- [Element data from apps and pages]
-- -- --

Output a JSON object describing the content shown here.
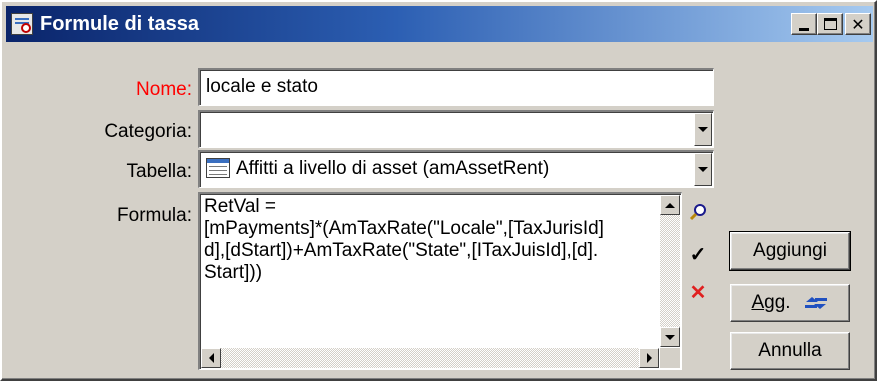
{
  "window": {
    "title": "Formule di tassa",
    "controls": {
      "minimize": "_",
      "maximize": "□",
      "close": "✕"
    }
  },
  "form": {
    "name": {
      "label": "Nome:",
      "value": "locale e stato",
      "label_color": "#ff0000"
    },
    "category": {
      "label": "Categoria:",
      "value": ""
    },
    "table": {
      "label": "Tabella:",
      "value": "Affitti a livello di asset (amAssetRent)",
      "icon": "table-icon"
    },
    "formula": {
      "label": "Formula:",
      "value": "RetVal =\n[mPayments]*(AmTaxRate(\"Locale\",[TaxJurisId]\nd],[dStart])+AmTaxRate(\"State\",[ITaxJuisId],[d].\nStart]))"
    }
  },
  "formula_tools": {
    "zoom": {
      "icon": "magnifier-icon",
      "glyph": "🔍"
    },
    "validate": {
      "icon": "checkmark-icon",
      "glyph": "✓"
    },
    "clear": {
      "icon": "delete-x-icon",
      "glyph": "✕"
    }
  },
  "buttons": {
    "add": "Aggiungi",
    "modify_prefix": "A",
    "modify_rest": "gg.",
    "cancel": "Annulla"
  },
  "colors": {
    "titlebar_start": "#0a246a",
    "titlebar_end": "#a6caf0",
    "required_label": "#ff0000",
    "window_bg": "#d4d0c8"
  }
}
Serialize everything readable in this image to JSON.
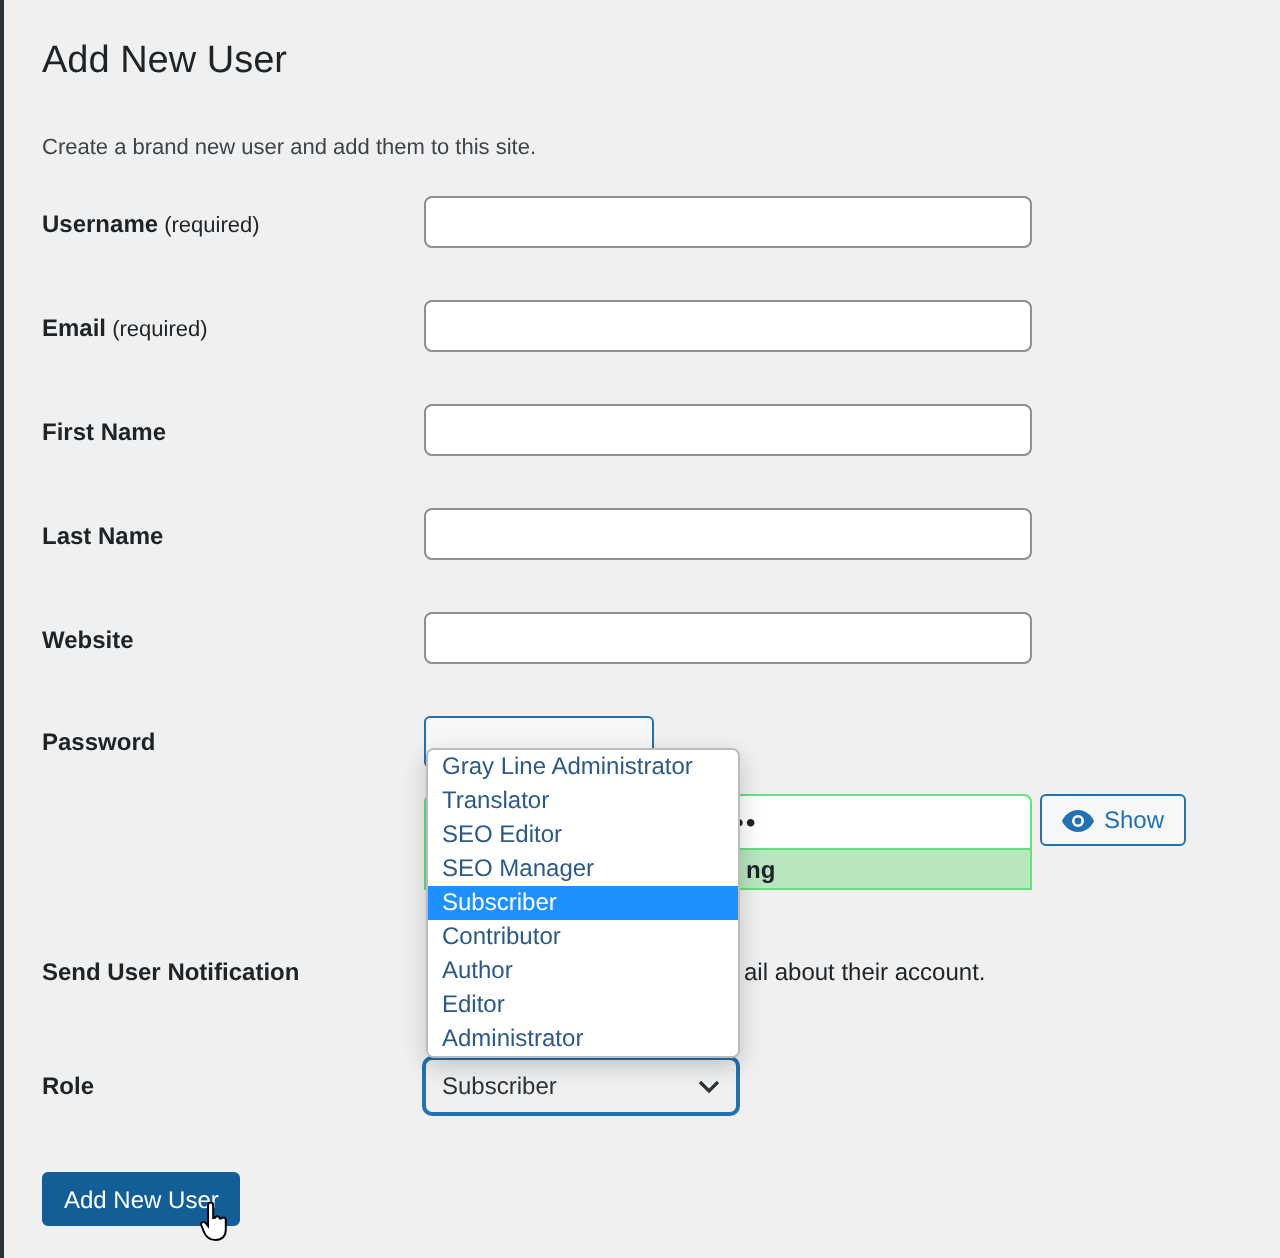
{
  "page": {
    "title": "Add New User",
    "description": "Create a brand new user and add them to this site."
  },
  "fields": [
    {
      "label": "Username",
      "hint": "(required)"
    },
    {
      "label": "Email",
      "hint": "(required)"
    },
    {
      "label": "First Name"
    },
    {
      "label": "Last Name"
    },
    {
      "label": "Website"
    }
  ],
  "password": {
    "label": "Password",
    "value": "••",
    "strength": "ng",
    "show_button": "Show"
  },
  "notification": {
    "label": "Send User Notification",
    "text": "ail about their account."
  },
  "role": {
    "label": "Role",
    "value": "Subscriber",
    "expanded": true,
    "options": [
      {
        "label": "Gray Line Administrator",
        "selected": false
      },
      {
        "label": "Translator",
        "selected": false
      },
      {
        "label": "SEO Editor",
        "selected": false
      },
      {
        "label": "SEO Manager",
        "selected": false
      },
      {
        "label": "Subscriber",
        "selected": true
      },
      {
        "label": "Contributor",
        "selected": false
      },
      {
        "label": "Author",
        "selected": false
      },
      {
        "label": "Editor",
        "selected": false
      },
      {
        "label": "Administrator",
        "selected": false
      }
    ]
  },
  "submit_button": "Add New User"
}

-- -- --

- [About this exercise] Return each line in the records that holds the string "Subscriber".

- [Finished task]
    "value": "Subscriber",
        "label": "Subscriber",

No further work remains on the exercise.